The demand for summer programming for children and youth is high, especially the kinds of opportunities offered at United Methodist camps – outdoors, active, led by trained leaders who prioritize safety and Christian community. Families who have been cooped up at home with virtual school are eager for children to play and socialize with others in wholesome, fresh-air environments, taking a well-earned break from technology screens.
“Time exploring faith and independence is what our youth are longing for," said Jessica Gamaché, Director of the United Methodist Camp & Retreat Ministries (UMCRM) Association. "Our camps are ready once again to provide safe spaces where that can happen.”
Churches that have struggled to provide engaging, age-appropriate Christian education for children, youth, and young adults during this difficult year are relieved to know that camps will be doing what they do best, helping those young people encounter God’s good news in experiential, fun ways. Children and camp staff who were devastated to miss their “best week(s) ever” last summer are excited to return to the beautiful forests and shores of their camp to reconnect with friends, with nature, and with the best of summer camp traditions. The isolation, stress, and grief of the pandemic have taken a toll on young people’s mental health, for which camp will be a welcome balm. Active days in fresh air and sunshine in the company of other children and near-peer counselor role models can help to provide a social, emotional, and spiritual reset, getting them in touch with connection, peace, joy, and a sense of normalcy that has been largely absent over the past year.
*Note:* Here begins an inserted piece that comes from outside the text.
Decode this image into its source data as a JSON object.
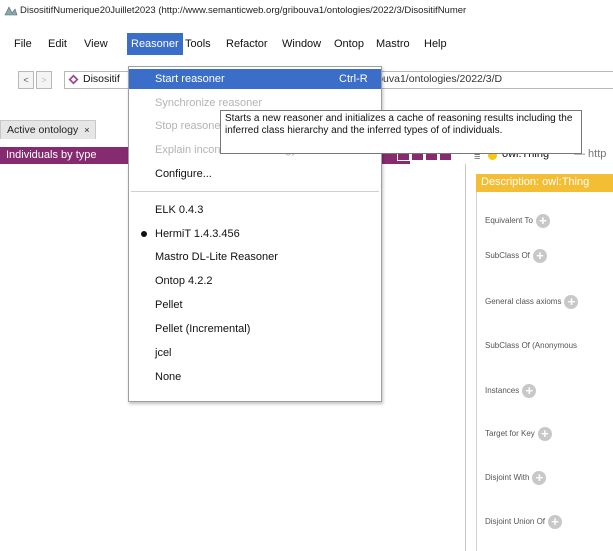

Of the nearly 170 United Methodist camps in the U.S., 90% were unable to operate in summer 2020, leading to staff furloughs and massive financial hardships. The few camp ministries that were able to offer programming last season provided insights into health protocols and best practices that will inform operations for all camps opening this year.
A study by the American Camp Association (ACA) provides strong data showing that camps can provide COVID-safe environments through layered mitigation strategies, including small group cohorting, masking and distancing where appropriate, cleaning protocols, and more. Camps have been gearing up all year, reviewing guidance from the CDC and ACA, purchasing supplies, and training staff to meet the increased demands of a safe reopening. Many have found it a challenge to hire staff for the summer and are still seeking qualified applicants for seasonal and short-term paid and volunteer positions. Readers who are interested in applying to work at a United Methodist camp or referring a potential staffer should contact their local camp directly.
The United Methodist Camp & Retreat Ministries (UMCRM) Association encourages churches and communities to pray for your camps now and throughout the summer. Consider providing extra financial and volunteer support as camps seek to surmount every hurdle to make meaningful, wholesome experiences for children, youth, and families in a year when we all need them more than ever. The partnerships among our Association, local health authorities, Annual Conferences, and others affirm the importance and interconnectedness of camping ministries and communities at large. Camps can’t wait to welcome you back to United Methodism’s sacred grounds.
Jen Burch is Association Administrator for United Methodist Camp and Retreat Ministries. This article was originally published at UMCRM.camp.